I also strongly detest the (very common) ‘but we have a workaround’ attitude, because it puts the workload to get the system to function properly on the customer (and forum members) instead of the developer where it should be.


A thought … how feasible, I don’t know, but a thought nonetheless :slight_smile:

The Fairphone 3 is an A/B device. It holds two OS installations at a time, after an update the old version is still there. User data is shared (not doubled).

The cool thing is … users should be able to switch the OS slots and thus boot the old version (by disrupting the boot process into the new version a few times intentionally, if more convenient methods are unavailable with a locked bootloader?).

The “uncool” thing is … rollback protection. With obvious good intentions, this mechanism breaks the possibility to simply fall back to the old OS version in case of obvious trouble after updating, because if the old version is on an older security patch level (which it usually is), a factory reset will be needed to boot the old version, user data as well as user-installed Apps and their data will be deleted.

This kind of bugs me, conceptionally.
The result of this protection is that a quick and practical fix for users in case of serious issues after an update is disabled for a gain many affected users would legitimately consider much less important, if given a choice.

What if OS updates could be split into updates which do substantial changes while keeping the same security patch level date as before … and later updates which only raise the security patch level date?

This way, after a feature update the possibility to fall back to the old OS version in case of obvious trouble would be left intact, because rollback protection wouldn’t kick in?
And a later update ideally just raising the patch level date wouldn’t break stuff and could be started by users once they are sure they don’t need to fall back?

I don’t know whether the deed of only raising the date is left to the discretion of the OS vendor, or if raising the date would have to be bundled with actual security patches. In the latter case, leaving 1 patch undone until the date-raising update should do the trick.

Wouldn’t this be possible?


New problem seemingly related to this update

@formerFP.Com.Manager WPA3(SAE) networks are not shown anymore and no (auto)connection possible since update.

@Cookie WPA3 was already not supported on Android 10 and the previous Android 11 releases (only some Android 11 beta versions had WPA3 support enabled, which was a mistake). FP3 is not certified for WPA3, therefore we cannot enable it.

WPA3 was already possible with Android 10 release versions on the FP3 and was disabled with update 8901.3.A.0077.20201221.
See: Is WPA3 officially supported? As it does no longer work

Facing the same issue with Bluetooth earphones with the FP3 after this update. Is there any fix for it?

The only things we can do are:

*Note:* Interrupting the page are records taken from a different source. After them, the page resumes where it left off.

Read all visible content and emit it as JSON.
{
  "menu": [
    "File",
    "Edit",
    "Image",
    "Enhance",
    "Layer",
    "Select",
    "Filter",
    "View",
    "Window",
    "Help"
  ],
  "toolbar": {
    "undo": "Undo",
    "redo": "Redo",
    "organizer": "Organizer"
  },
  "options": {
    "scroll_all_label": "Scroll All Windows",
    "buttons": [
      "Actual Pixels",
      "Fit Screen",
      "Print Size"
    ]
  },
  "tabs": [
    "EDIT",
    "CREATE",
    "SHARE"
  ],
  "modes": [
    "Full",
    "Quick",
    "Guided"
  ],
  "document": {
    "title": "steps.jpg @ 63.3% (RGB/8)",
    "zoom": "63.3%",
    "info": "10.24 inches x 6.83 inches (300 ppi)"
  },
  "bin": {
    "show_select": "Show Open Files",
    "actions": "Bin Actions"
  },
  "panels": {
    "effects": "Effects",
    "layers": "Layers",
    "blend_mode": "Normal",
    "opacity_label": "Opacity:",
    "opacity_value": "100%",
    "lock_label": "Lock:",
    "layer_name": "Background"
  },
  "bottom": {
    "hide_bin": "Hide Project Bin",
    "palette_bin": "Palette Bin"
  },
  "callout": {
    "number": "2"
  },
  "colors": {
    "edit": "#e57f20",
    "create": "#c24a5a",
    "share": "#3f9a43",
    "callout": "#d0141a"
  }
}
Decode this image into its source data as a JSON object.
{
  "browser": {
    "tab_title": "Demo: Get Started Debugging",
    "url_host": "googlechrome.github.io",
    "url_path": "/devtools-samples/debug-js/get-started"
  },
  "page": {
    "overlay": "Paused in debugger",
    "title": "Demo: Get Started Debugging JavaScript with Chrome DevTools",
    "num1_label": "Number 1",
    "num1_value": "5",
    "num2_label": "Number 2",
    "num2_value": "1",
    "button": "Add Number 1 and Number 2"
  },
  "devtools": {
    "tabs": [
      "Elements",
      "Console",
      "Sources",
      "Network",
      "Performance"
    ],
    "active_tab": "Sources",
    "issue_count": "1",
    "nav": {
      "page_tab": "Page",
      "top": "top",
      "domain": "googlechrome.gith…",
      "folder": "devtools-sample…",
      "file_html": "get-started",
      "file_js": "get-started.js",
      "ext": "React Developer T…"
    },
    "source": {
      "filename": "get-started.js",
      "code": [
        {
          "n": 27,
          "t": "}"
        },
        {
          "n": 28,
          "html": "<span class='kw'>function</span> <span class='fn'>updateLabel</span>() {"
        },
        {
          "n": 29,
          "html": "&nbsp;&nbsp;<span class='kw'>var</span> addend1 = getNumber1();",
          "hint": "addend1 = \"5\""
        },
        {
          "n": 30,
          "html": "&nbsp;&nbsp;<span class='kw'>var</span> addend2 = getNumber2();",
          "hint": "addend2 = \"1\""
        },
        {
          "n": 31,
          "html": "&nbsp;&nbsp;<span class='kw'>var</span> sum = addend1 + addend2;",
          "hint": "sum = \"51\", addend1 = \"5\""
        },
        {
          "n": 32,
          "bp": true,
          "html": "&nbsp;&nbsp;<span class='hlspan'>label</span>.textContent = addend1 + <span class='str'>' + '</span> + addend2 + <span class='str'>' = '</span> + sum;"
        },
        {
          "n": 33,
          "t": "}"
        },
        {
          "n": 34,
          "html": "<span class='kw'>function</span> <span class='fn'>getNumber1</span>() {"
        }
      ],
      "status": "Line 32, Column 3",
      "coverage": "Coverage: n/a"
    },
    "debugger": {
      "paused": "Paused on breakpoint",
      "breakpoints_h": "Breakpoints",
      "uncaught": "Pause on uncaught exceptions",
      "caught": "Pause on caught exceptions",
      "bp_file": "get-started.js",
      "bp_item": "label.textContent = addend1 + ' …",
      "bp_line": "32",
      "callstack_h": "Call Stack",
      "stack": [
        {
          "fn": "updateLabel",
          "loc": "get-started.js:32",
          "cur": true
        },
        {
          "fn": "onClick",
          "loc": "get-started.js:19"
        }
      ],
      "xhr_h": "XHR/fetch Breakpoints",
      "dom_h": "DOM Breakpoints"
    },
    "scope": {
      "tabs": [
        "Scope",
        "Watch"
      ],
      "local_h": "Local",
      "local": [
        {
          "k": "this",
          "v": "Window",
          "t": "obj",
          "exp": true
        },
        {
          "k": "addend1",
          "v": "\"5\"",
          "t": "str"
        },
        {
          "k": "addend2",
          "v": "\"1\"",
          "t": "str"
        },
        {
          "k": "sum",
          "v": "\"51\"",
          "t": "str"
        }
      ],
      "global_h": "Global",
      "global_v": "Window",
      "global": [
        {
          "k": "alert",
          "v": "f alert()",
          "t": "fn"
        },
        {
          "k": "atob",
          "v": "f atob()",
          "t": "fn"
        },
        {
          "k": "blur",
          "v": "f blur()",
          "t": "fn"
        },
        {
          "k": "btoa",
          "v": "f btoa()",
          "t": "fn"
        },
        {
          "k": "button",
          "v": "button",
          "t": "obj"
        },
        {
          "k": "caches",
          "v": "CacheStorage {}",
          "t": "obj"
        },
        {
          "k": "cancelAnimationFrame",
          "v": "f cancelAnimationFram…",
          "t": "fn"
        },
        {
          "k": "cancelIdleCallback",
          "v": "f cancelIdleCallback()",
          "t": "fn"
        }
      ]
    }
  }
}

  • wait for an update
  • downgrade
  • switch to /e/OS or that other one
  • get a new phone without that update installed

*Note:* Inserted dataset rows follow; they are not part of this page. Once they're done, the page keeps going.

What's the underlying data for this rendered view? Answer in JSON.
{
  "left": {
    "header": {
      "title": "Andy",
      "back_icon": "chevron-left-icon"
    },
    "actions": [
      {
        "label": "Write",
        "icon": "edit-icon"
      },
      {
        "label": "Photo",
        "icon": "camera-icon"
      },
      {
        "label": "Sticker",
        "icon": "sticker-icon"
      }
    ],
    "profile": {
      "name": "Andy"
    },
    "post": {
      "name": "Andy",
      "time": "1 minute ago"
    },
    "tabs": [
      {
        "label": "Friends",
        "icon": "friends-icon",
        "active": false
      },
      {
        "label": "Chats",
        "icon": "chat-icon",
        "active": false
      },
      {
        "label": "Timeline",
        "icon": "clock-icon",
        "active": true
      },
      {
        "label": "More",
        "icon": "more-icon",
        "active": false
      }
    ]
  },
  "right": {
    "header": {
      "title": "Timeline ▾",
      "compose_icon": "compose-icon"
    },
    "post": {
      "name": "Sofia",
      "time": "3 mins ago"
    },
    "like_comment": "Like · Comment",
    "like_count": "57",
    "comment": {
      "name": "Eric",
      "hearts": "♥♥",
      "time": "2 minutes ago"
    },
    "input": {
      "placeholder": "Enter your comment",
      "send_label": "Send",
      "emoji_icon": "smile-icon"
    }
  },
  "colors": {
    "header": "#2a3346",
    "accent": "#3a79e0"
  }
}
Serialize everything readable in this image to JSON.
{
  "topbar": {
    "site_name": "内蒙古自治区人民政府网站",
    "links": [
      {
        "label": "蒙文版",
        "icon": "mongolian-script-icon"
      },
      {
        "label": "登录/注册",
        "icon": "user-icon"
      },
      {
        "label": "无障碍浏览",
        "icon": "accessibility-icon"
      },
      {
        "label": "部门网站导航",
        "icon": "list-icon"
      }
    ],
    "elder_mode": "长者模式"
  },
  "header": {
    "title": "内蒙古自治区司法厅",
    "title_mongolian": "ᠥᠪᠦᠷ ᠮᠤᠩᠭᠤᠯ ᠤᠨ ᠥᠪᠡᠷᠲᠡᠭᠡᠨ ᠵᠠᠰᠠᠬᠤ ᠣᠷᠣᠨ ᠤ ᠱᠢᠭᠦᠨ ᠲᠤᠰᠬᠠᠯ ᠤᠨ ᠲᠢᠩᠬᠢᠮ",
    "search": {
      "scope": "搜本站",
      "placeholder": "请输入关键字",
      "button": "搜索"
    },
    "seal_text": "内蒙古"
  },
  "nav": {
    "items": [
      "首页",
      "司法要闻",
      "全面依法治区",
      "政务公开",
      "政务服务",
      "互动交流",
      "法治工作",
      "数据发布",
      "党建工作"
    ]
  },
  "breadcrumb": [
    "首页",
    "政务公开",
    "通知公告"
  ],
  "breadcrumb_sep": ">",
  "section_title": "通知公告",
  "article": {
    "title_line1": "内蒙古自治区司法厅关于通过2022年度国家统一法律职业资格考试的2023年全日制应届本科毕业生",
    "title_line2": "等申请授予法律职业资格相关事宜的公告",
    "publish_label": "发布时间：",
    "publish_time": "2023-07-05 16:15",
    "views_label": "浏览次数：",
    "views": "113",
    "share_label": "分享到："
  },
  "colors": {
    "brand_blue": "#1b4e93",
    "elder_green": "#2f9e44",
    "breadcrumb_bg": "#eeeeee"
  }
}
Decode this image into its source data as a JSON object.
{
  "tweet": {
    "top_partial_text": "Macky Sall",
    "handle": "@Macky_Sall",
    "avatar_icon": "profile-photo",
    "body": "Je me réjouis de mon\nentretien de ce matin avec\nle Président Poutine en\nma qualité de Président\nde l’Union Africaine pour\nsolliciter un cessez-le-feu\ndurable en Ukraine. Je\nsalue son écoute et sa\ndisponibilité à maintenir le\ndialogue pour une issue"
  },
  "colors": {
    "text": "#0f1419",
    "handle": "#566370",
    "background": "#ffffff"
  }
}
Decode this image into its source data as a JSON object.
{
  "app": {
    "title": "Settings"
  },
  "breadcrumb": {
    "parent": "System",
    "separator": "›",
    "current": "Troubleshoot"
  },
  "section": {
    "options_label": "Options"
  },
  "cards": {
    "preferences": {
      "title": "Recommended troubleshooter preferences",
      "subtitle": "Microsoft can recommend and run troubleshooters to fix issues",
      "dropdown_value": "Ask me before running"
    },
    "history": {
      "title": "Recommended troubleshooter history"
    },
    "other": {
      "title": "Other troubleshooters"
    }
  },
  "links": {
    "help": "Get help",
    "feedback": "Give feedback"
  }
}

No workarounds or fixes are known. We’re stuck with this issue for now. Devs apparently are aware of it but there’s no timeframe when we get an update solving it.